Items from an interface collection
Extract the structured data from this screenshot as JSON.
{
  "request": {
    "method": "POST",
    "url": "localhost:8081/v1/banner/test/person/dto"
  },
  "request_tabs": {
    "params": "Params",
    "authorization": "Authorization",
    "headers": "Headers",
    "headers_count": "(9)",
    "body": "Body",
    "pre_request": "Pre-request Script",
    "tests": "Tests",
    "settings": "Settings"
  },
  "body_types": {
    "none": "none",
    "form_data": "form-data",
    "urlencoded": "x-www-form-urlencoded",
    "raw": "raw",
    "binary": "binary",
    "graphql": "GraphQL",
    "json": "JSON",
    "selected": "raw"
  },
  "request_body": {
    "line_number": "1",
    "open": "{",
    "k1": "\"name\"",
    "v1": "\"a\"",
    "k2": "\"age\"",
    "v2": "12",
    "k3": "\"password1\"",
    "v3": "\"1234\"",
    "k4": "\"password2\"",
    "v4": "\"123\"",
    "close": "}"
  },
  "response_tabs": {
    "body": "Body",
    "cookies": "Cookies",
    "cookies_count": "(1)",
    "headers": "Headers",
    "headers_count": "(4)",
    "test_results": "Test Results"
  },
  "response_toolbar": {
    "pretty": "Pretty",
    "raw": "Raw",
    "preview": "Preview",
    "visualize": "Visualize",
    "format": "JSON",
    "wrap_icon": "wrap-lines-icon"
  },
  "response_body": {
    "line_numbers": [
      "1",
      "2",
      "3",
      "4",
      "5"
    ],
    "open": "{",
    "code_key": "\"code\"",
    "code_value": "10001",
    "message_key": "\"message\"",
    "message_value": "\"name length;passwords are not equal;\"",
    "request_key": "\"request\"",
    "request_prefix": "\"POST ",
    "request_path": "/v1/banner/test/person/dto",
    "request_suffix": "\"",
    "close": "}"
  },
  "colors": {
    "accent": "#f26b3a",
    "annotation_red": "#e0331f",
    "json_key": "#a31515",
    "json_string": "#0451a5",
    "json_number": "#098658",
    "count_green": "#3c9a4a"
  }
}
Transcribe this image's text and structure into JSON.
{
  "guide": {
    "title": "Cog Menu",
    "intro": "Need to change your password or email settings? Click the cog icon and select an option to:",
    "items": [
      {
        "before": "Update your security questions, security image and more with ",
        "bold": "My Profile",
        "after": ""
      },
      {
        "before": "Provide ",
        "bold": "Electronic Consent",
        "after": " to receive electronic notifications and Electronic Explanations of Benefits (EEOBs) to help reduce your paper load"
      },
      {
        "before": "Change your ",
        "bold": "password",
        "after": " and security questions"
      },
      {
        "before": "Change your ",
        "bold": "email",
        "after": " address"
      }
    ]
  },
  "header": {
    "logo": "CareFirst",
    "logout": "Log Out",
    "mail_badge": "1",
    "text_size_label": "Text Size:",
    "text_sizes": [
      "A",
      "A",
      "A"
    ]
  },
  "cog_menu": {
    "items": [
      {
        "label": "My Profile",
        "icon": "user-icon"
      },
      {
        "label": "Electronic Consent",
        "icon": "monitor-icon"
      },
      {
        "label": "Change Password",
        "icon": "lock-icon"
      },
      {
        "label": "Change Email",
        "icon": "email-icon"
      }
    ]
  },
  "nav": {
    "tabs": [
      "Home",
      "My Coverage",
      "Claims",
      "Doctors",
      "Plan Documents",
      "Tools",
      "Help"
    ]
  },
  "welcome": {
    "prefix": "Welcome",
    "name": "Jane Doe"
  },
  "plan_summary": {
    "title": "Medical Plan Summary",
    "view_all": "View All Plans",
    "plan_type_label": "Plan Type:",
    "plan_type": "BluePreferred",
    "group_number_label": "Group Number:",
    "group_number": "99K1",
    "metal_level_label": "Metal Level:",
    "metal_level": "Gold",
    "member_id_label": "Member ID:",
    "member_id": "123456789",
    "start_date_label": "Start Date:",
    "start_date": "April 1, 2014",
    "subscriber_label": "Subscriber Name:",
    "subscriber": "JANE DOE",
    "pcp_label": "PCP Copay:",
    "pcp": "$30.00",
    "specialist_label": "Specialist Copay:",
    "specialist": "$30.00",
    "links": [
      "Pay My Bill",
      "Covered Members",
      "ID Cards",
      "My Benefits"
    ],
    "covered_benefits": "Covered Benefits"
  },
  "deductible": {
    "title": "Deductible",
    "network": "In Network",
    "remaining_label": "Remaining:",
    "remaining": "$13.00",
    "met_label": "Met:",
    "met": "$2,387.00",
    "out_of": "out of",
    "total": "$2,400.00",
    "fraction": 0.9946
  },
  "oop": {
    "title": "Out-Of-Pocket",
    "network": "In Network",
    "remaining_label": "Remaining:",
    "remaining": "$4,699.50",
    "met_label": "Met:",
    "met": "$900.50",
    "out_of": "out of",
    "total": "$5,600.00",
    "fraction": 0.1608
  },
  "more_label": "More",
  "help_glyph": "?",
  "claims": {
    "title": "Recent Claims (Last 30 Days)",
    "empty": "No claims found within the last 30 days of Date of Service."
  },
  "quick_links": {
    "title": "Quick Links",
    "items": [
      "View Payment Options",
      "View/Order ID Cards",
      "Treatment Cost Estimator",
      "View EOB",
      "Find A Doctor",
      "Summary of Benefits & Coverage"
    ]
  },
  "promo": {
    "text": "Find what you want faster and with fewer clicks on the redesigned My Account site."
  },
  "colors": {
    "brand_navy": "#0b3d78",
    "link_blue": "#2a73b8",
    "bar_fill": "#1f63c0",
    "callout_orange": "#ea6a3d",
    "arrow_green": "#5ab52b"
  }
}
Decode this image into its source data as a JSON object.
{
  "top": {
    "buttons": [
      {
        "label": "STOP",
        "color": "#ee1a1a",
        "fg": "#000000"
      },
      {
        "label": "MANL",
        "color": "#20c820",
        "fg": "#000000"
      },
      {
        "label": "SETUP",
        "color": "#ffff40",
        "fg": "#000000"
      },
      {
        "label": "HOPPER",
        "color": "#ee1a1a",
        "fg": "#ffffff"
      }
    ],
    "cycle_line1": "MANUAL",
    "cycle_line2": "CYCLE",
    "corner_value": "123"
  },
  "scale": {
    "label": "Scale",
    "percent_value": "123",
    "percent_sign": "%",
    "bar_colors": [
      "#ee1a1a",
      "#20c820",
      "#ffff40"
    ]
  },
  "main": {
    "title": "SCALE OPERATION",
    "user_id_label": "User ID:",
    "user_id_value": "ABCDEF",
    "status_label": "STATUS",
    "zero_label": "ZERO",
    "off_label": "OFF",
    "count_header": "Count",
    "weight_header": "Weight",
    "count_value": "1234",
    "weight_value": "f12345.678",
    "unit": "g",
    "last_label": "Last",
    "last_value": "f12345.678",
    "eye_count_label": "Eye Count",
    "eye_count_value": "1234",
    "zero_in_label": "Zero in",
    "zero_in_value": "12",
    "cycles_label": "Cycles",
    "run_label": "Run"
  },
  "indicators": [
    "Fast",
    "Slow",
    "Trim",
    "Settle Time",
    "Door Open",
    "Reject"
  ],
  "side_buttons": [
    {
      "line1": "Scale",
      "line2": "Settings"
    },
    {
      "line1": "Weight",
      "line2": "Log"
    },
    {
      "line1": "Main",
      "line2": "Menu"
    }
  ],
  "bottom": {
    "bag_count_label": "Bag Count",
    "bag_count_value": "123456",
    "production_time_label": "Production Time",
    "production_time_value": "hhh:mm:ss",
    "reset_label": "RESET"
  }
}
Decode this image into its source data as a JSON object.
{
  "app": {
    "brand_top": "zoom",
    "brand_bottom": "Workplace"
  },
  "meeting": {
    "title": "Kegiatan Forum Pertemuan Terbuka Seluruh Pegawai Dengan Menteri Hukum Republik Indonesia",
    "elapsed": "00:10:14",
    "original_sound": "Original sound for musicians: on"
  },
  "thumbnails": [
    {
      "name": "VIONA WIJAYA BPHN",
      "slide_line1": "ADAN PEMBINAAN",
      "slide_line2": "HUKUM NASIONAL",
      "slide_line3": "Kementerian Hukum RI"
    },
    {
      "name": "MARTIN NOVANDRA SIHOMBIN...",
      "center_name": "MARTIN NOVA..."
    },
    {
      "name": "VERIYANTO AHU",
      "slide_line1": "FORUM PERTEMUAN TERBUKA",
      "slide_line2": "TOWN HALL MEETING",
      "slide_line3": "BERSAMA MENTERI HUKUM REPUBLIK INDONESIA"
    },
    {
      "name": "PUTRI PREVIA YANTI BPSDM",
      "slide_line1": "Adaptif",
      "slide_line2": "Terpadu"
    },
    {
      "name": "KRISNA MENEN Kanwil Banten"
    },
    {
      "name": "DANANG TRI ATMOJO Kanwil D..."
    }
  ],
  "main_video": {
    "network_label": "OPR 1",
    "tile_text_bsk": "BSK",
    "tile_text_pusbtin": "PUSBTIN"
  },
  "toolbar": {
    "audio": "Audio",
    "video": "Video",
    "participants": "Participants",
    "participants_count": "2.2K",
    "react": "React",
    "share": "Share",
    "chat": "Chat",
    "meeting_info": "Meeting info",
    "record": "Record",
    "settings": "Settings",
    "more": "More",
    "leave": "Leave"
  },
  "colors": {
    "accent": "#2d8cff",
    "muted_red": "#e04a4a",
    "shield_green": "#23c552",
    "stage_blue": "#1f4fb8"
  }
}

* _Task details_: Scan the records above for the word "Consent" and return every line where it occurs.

* _Written response_:
        "bold": "Electronic Consent",
        "label": "Electronic Consent",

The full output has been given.